I typically wait a long time to do the non-knitting parts of a knitting project. Sewing on buttons is not knitting, and I’d always rather be knitting. So I have in my collection at least one finished cardigan that still needs buttons, and will probably remain button-free when I shuffle off my mortal coil.
Ditto for pom poms. I love pom poms, don’t get me wrong. I really, really love them. They are so fluffy and festive, so full of simple joy.
But making a pom pom is not knitting. And attaching a pom pom to a hat is even more Not Knitting than that, if you can believe it.
I think I am also held back by Fear of the Unknown. It’s more fun to do something you’re fairly good at than something that feels like a shot in the dark. I like to know the Proper Way to do something, and with pom poms I’ve always been guessing.
I was greatly inspired by this fine photo that you took:
It’s a puppy pile of Stranded Diamond Hats and Slip-Stitch Caps, all of them photography samples for MDK Field Guide No. 8: Merry Making. I keep going back to look at this photo. Pom pom pulchritude! I want a stack of hats with pom poms that looks just like this picture. I need that in my life, dang it.
Inspired by your photo, I screwed my courage to my Loome Tool. And you know what? Now I’m a fool for pom poms. I want to turn every random half-ball of yarn around here (and there are plenty) into pom poms, until I live in a pom pom-rich environment.
I really admire what Vilasinee Bunnag, the inventor of the Loome Tool, has done. To help people use her tool, she has gone deep into every detail of making pom poms and tassels. Vilasinee’s simple, friendly and to-the-point videos really help you succeed. (The one I used to make my orb pom pom is up top.)
A pom pom is a small thing.
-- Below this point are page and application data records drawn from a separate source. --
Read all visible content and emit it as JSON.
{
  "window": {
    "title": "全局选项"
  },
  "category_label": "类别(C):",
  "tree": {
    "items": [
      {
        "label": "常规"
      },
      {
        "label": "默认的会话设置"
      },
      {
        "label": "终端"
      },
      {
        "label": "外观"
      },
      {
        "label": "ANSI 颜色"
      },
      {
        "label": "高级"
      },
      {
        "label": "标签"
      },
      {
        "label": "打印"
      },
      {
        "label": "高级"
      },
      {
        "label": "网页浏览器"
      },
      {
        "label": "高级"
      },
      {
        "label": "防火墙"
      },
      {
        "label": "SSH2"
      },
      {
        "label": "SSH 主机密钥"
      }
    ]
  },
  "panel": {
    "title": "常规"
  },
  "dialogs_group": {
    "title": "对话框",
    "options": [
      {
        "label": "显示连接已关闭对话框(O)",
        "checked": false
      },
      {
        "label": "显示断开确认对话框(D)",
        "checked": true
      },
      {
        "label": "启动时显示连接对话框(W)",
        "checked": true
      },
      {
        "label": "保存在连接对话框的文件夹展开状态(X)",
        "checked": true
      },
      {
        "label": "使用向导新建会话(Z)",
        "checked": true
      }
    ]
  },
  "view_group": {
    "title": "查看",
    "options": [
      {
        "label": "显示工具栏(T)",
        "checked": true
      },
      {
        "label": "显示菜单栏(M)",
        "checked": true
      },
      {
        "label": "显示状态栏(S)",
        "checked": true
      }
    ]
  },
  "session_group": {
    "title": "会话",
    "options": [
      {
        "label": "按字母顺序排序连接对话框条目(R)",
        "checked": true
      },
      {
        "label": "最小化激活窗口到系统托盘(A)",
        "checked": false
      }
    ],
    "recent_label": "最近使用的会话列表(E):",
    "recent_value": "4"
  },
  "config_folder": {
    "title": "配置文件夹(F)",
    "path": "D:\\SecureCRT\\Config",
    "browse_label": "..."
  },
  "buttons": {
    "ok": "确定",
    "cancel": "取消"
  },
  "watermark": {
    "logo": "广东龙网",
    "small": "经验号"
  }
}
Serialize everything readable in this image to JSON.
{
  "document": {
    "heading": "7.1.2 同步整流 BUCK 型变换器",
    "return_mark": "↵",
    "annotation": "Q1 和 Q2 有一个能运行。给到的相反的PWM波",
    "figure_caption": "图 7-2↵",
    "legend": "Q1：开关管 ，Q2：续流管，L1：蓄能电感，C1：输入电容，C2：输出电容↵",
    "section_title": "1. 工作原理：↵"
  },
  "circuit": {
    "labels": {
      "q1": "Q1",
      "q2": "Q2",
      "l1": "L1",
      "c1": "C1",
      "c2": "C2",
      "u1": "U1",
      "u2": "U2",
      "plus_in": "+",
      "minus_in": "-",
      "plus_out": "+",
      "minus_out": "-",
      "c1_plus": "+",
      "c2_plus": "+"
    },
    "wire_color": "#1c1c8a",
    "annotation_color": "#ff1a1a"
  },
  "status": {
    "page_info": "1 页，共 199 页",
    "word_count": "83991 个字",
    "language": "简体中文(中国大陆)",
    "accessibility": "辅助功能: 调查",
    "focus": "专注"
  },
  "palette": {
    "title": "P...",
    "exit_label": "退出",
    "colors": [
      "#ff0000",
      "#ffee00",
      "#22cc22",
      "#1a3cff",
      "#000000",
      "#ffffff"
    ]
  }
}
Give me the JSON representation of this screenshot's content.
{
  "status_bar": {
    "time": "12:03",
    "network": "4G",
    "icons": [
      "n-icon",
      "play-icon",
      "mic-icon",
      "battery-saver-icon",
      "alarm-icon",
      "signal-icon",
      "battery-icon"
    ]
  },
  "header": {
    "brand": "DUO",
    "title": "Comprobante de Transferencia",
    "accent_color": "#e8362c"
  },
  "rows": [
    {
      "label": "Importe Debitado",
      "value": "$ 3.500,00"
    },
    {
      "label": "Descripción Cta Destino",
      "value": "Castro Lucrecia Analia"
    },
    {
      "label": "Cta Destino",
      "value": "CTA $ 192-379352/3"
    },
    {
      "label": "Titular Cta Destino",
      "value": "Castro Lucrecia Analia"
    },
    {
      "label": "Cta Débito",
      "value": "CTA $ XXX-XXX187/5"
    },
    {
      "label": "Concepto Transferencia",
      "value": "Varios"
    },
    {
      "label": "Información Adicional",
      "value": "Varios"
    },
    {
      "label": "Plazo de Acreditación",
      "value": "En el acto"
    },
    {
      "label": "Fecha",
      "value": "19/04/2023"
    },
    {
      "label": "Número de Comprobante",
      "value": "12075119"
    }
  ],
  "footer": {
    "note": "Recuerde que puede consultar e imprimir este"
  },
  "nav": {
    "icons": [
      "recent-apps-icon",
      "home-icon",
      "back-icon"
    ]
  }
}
It’s a detail. But if it’s raggedy or misshapen, it can make a beautiful handknit hat look homemade instead of handmade.
With Vilasinee’s videos, you feel like you’re sitting with your smart friend who has high pom pom standards. All of a sudden, YOU GOT THIS.
That Extra Something-Something (Steam)
When a pom pom is fresh off the Loome Tool, it looks like the one on the left.
Winsome, but with a pretty serious case of bed head.
Then you trim it to achieve a tidy, dense orb shape, as Vilasinee demonstrates in the video at the top of this post. The trick: using a round template to guide your trimming. I used a small roll of washi tape as my trim guide, because I like to do things Ingalls-style. At the end of the trimming, I get a pom pom that looks like the one in the center of the photo, above my trusty Loome Tool. (This model is called the Robot).
This is a good pom pom. It’s better than any pom pom I ever made in the darkness of my pre-Loome Tool days. The shorter you trim it, the more carpet-y it gets. I like mine medium carpet-y.
But I wanted more. A kindly commenter suggested that a pom pom looks even better when it’s steamed.
So I got a kitchen strainer, plopped a pom pom in it, and applied steam.
If you would like to witness this moment of extremely satisfying ridiculousness, it’s right here. (It takes a few clicks to get to the tiny video.)
Post-steam: That’s what I’m talkin’ ’bout!
Steaming really takes a pom pom to the next level. It’s a fully-leveled pom pom. I would like to hold one cupped in my hand at all times.
You don’t need to have a stand-up steamer like my beloved Jiffy in the video. Holding your strainer or slotted spoon over a kettle of boiling water will do the job perfectly. Be careful not to burn your hands!
After making my practically perfect poms, I procrastinated for another three days before sewing them onto the hats. Why? 1. Weak character. 2. Not really knowing how to do it properly.
Vilasinee to the rescue! Anticipating my need, Vilasinee has made a video on how to attach pom poms.
It’s as simple as a thing can be. Just do it. When you’re done, there’s nary a wobble twixt pom pom and hat.
Good news for gift-knitters: I got all three hats from two skeins of Enzo Aran, with enough left over for one nice pom pom, or an egg cozy. Red yarn is from my stash. The small hat is the 12-month size, the other two are the largest (adult) size.
Voila! Three sock monkey-inspired Stranded Diamonds Hats: Baby, Mama and Papa, each with a securely attached topiary of fluff on top. Ready to wrap.
I’m gonna need more hats.